SUCKLEY, England (Reuters) - For the last 18 years, Jerzy Kwapniewski has left his home in Poland to spend the summer months picking apples and hops on a farm in central England. He plans to look for work in Germany next year.
The 50-year-old seasonal worker is one of many east Europeans who, shaken by the fallout from Britain’s vote to leave the EU, have either left the country early or indicated a reluctance to return next year.
They are being driven away by a sharp fall in the pound that has eroded the value of their wages back home and concern for their safety as the anti-immigration rhetoric which fuelled the vote spills over into racist attacks.
“It’s a pity,” Kwapniewski said, standing in brilliant sunshine between rows of cider apple trees. “After ... 18 years coming every year I have to think that it ... may change for me and my colleagues.”
Two employment agencies that bring eastern European workers to British farms told Reuters that in the last two months alone they had failed to find workers to fill 600 positions.
One, Fruitful Jobs, said the number of people contacting their Polish and Bulgarian recruitment offices had fallen by 70 percent since the June 23 referendum, compared with the usual 35 percent drop recorded for the latter stage of the season.
Each year, up to 80,000 seasonal workers come to Britain from the European Union to help with the harvest. Farmers say the loss of such staff threatens the wider food and farming industry which contributes around 7 percent of economic output.
British workers show little interest in picking jobs and immigration rules block people from outside the EU from seasonal farm work, so the Farmers Union trade association is urging the government to ease those terms.
Without that, it says, fruit and vegetables could be left rotting on the ground next year, one of many unintended consequences of the unexpected referendum decision.
The government has said it could examine the idea of temporary work permits in the future and will seek to protect farmers as it exits the EU and tries to improve job prospects for Britons.
Other sectors reliant on migrant workers may also find it harder to recruit, including construction, hospitality and the health industry.
Food and farming contributes 108 billion pounds to the economy, propelled by the EU seasonal workers who spread out across fields at dawn to pick daffodils in January, strawberries in summer, apples in September and Brussels sprouts in December.

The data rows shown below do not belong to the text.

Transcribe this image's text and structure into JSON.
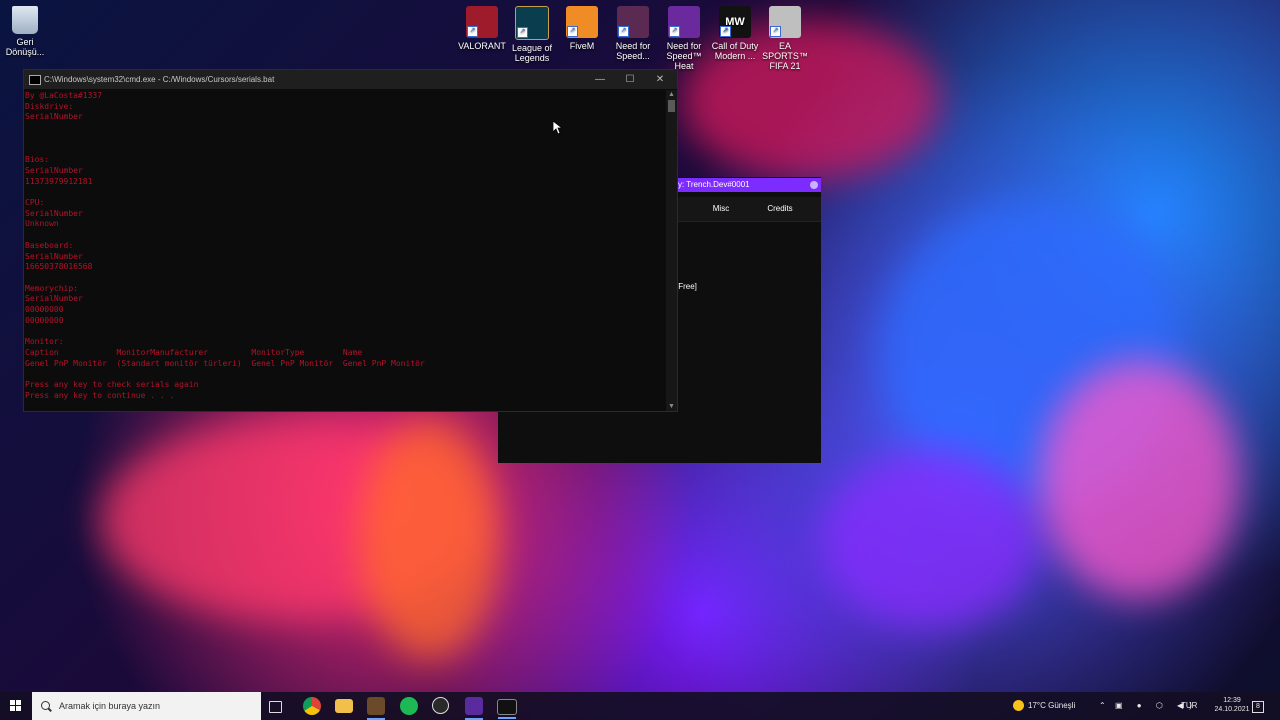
{
  "desktop": {
    "recycle_bin": {
      "label_line1": "Geri",
      "label_line2": "Dönüşü...",
      "icon": "recycle-bin-icon"
    },
    "shortcuts": [
      {
        "line1": "VALORANT",
        "line2": "",
        "icon": "valorant-icon",
        "color": "#9e1b2b"
      },
      {
        "line1": "League of",
        "line2": "Legends",
        "icon": "league-of-legends-icon",
        "color": "#0a3d4e"
      },
      {
        "line1": "FiveM",
        "line2": "",
        "icon": "fivem-icon",
        "color": "#f08c25"
      },
      {
        "line1": "Need for",
        "line2": "Speed...",
        "icon": "need-for-speed-icon",
        "color": "#5a2a52"
      },
      {
        "line1": "Need for",
        "line2": "Speed™ Heat",
        "icon": "nfs-heat-icon",
        "color": "#6a2a9e"
      },
      {
        "line1": "Call of Duty",
        "line2": "Modern ...",
        "icon": "call-of-duty-icon",
        "color": "#121212"
      },
      {
        "line1": "EA SPORTS™",
        "line2": "FIFA 21",
        "icon": "fifa-21-icon",
        "color": "#bfbfbf"
      }
    ]
  },
  "cmd_window": {
    "title": "C:\\Windows\\system32\\cmd.exe - C:/Windows/Cursors/serials.bat",
    "minimize": "—",
    "maximize": "☐",
    "close": "✕",
    "lines": [
      "By @LaCosta#1337",
      "Diskdrive:",
      "SerialNumber",
      "",
      "",
      "",
      "Bios:",
      "SerialNumber",
      "11373979912181",
      "",
      "CPU:",
      "SerialNumber",
      "Unknown",
      "",
      "Baseboard:",
      "SerialNumber",
      "16650378016568",
      "",
      "Memorychip:",
      "SerialNumber",
      "00000000",
      "00000000",
      "",
      "Monitor:",
      "Caption            MonitorManufacturer         MonitorType        Name",
      "Genel PnP Monitör  (Standart monitör türleri)  Genel PnP Monitör  Genel PnP Monitör",
      "",
      "Press any key to check serials again",
      "Press any key to continue . . ."
    ]
  },
  "trench_window": {
    "title": "y: Trench.Dev#0001",
    "tabs": [
      "Misc",
      "Credits"
    ],
    "free_label": "[Free]",
    "accent": "#7c2cff"
  },
  "taskbar": {
    "search_placeholder": "Aramak için buraya yazın",
    "apps": [
      "task-view-icon",
      "chrome-icon",
      "file-explorer-icon",
      "minecraft-icon",
      "spotify-icon",
      "obs-icon",
      "app-icon",
      "cmd-icon"
    ],
    "weather": "17°C  Güneşli",
    "language": "TUR",
    "time": "12:39",
    "date": "24.10.2021",
    "notification_count": "8"
  }
}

Earning at least 7.20 pounds an hour, the work has proved hugely popular with people prepared to travel abroad for wages that go further in their home countries. But while the hourly wage translated into 41 Polish zlotys before the vote, it now equates to 34.
Prime Minister Theresa May has said the vote to leave the EU was a cry for lower immigration, prompting her government to talk about making it harder to hire foreign workers and “flushing out” those firms that do not comply.
The government has since backtracked but the impact of the hardening sentiment is already being felt on the fields.
“The message we’re sending out is: ‘don’t come here, you’re not welcome, we don’t want you and actually you might get beaten up,’” Ali Capper, a partner in Stocks Farm in Worcestershire and Kwapniewski’s employer, told Reuters.
As chair of the Horticulture and Potatoes Board at the National Farmers Union, Capper is being inundated with reports of farms struggling to secure the workers they need.
“Cornish brewers expecting labour at the end of the summer said they didn’t turn up. A hops brewer in Kent said half his Polish team didn’t turn up, and rates of attrition are growing for vegetable growers,” she said.
Andrea Leadsom, minister for farming and a campaigner for Brexit, said she is open to a proposal for a workers’ permit scheme to attract staff once Britain has left the EU but she hoped British workers would also show interest.
“Supporting our farmers and protecting the environment will form an important part of our exit from the EU,” said the Department for Environment, Food and Rural Affairs (DEFRA), without giving details.
The industry worked with government in 2013 to try to get British job seekers to take up picking jobs, but to little avail.
“Working on the land is seen as the lowest form of employment,” Capper said, looking out across the Malvern Hills that once inspired Edward Elgar to compose his patriotic march, Pomp and Circumstance.
“If what we’re hearing anecdotally is correct ... we’ve got a crisis coming at us in 2017.”
Spread over 200 acres of rolling countryside in Worcestershire, Stocks Farm grows apples and enough hops to make 46 million pints of beer each year, helped by 70 seasonal staff.
The weather-beaten Kwapniewski, who starts at dawn to pick apples by hand, cradling them so they do not bruise, said he had originally viewed the job as something a student would do, but had come to feel part of a team, coming back each year.
Now he has looked into whether he could find similar work in Germany or Austria, the first signs of a change brewing.
“Your government is not giving any direction,” he said. “We were grateful to the country that let us earn something.”
Editing by Guy Faulconbridge and Philippa Fletcher